Aleksan Harutiunian, Robert Kocharian’s foreign policy aide, assures “Aravot” that the Karabakh peace process will not drag on for several more years. “I am sure that Robert Kocharian will resolve that problem. And I am sure that the solution we accept will be beneficial for Armenia,” Harutiunian says. He says a mutually acceptable settlement of the Karabakh conflict can only be based on the so-called “Paris principles” agreed by Kocharian and Azerbaijan’s Heydar Aliev. They envisage no swap of territories, according to the presidential adviser.

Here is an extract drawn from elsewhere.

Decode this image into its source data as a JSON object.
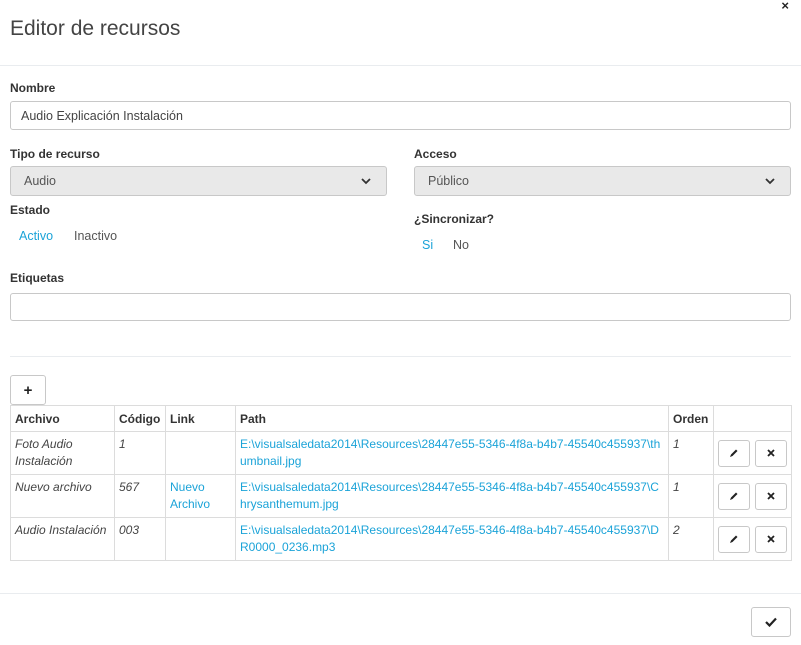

But “Zhamanak” is convinced that the 17 face-to-face meetings between the Armenian and Azerbaijani presidents have yielded no results whatsoever and that the peace process remains deadlocked. In a commentary uncharacteristically critical of Kocharian, the newspaper of Prime Minister Markarian’s Republican Party claims that the Armenian leader is not interested in signing a peace deal before 2003 because it would lessen his chances of reelection in the next presidential election. A delay of a peace settlement may be good for Kocharian, but not for Armenia, the paper says, arguing that the Armenian economy still shows no signs of a major upswing.
“Hayots Ashkhar” says it has received a letter signed by over a hundred employees of the ministry for state revenues, who were angered by a recent interview given to the paper by their former boss, Gagik Poghosian. The paper says it will not publish the letter because “it is full of personal insults” against the former minister whom it describes as a “real professional” with clear ideas of how to bring the country out of crisis. The current minister, Andranik Manukian, is accused of being behind the letter.

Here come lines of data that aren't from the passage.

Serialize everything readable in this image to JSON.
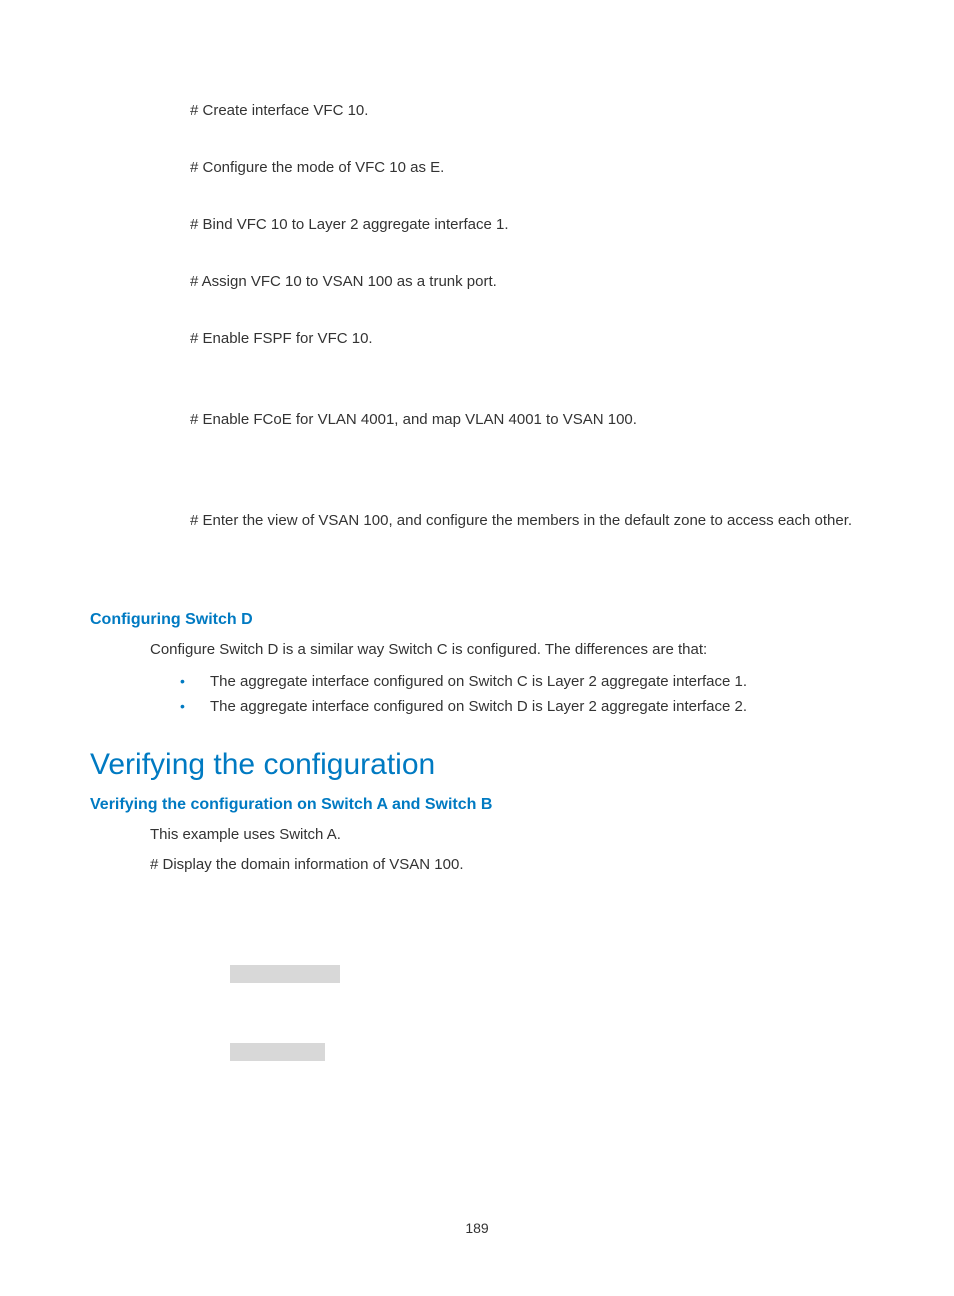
{
  "steps": {
    "s1": "# Create interface VFC 10.",
    "s2": "# Configure the mode of VFC 10 as E.",
    "s3": "# Bind VFC 10 to Layer 2 aggregate interface 1.",
    "s4": "# Assign VFC 10 to VSAN 100 as a trunk port.",
    "s5": "# Enable FSPF for VFC 10.",
    "s6": "# Enable FCoE for VLAN 4001, and map VLAN 4001 to VSAN 100.",
    "s7": "# Enter the view of VSAN 100, and configure the members in the default zone to access each other."
  },
  "switchD": {
    "heading": "Configuring Switch D",
    "intro": "Configure Switch D is a similar way Switch C is configured. The differences are that:",
    "b1": "The aggregate interface configured on Switch C is Layer 2 aggregate interface 1.",
    "b2": "The aggregate interface configured on Switch D is Layer 2 aggregate interface 2."
  },
  "verify": {
    "heading": "Verifying the configuration",
    "sub": "Verifying the configuration on Switch A and Switch B",
    "l1": "This example uses Switch A.",
    "l2": "# Display the domain information of VSAN 100."
  },
  "page": "189"
}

“Haykakan Zhamanak” obviously deplores the decision by judge Samvel Uzunian to pardon six defendants in the ongoing parliament shootings trial. “Some political circles,” it says, view the unexpected decision as a “political act.” They believe that Hunanian is thus being told that the authorities will keep their promise and take care of him.
“Aravot” appears to share this view, saying that the authorities “will indirectly give additional hope and guarantees to Hunanian and other members of his group.” This paves the way for Hunanian’s amnesty or the softening of charges leveled against him, the paper claims. Vahan Shirkhanian, a former cabinet minister sacked by Kocharian, calls the move “yet another victory for the organizers of the October 27 coup.” It was made possible by the lack of unity among friends and supporters of Vazgen Sarkisian and Karen Demirchian. “Aravot” bluntly describes those political forces as “too stupid.”
“The decision to declare amnesty was taken by a National Assembly where the crime took place and whose members are considered to be its victims,” reminds “Azg.”